__TASK REQUIREMENTS__
Copy out, from the data below, each line in which the word "main" occurs.

__INFORMATION GIVEN__
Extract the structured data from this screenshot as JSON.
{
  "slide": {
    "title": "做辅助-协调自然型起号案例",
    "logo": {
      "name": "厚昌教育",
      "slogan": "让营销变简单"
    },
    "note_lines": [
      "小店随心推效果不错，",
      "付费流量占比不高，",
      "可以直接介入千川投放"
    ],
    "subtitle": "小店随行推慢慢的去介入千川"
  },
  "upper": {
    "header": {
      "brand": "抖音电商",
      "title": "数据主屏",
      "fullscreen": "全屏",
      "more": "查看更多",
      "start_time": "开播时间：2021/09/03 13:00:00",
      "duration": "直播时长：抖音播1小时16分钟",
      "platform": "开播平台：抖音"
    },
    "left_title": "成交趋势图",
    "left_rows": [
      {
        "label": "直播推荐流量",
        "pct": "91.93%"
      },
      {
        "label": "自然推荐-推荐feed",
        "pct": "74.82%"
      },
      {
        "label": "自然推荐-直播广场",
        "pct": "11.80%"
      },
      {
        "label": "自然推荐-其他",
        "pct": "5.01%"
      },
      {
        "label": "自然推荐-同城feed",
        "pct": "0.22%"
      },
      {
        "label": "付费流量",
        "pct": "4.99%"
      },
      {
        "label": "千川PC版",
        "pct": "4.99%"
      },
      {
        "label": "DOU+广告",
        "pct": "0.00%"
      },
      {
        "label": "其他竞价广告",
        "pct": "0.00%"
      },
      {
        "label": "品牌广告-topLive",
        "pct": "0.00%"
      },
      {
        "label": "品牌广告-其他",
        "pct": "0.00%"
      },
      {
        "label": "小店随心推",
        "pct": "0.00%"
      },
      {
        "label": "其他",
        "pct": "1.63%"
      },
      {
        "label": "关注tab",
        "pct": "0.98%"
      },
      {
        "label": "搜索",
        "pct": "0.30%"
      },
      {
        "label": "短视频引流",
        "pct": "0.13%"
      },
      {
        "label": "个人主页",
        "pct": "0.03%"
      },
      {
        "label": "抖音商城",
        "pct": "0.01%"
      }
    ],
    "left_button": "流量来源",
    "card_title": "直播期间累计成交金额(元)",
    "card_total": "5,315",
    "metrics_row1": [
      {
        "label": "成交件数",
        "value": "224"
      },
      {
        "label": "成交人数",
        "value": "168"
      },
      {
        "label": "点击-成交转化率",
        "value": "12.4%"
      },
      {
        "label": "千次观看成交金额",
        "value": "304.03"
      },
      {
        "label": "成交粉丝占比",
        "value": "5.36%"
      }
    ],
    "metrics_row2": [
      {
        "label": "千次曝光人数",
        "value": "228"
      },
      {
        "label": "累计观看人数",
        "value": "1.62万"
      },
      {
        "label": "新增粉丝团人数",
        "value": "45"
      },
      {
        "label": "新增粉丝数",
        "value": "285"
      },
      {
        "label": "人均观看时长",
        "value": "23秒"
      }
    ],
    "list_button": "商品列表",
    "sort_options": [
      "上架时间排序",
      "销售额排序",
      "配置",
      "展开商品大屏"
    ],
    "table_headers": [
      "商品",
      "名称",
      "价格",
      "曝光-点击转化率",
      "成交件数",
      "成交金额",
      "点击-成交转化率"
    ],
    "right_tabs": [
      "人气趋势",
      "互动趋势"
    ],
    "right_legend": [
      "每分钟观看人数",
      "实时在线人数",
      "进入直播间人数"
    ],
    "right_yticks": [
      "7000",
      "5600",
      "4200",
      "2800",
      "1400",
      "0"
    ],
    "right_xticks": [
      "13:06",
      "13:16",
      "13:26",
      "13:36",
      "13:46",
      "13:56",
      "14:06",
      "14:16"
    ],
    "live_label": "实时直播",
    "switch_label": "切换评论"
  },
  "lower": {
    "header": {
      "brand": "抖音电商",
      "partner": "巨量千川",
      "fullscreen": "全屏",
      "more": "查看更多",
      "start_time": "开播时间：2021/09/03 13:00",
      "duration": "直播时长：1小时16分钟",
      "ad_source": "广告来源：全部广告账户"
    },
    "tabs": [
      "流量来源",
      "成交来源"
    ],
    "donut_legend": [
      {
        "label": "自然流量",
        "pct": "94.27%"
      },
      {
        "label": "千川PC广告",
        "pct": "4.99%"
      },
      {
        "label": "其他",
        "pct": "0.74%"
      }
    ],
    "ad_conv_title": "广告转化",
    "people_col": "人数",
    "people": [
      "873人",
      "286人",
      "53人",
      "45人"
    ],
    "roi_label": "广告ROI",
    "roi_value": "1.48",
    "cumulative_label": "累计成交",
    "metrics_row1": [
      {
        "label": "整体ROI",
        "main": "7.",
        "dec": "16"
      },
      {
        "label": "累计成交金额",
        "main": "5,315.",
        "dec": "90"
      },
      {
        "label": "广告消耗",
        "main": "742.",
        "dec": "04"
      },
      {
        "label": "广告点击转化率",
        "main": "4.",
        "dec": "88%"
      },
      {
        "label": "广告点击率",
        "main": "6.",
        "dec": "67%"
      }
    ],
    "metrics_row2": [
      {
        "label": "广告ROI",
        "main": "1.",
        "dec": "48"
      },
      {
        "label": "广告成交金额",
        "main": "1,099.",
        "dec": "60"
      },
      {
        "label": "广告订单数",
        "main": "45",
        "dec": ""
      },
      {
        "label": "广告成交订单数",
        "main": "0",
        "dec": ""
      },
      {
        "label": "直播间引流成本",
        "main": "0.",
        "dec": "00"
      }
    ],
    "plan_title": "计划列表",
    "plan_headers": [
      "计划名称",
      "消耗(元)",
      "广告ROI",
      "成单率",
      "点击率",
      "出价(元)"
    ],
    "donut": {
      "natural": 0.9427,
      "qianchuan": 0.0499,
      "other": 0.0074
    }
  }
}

__SOLUTION TO THE EXERCISE__
        "main": "7.",
        "main": "5,315.",
        "main": "742.",
        "main": "4.",
        "main": "6.",
        "main": "1.",
        "main": "1,099.",
        "main": "45",
        "main": "0",
        "main": "0.",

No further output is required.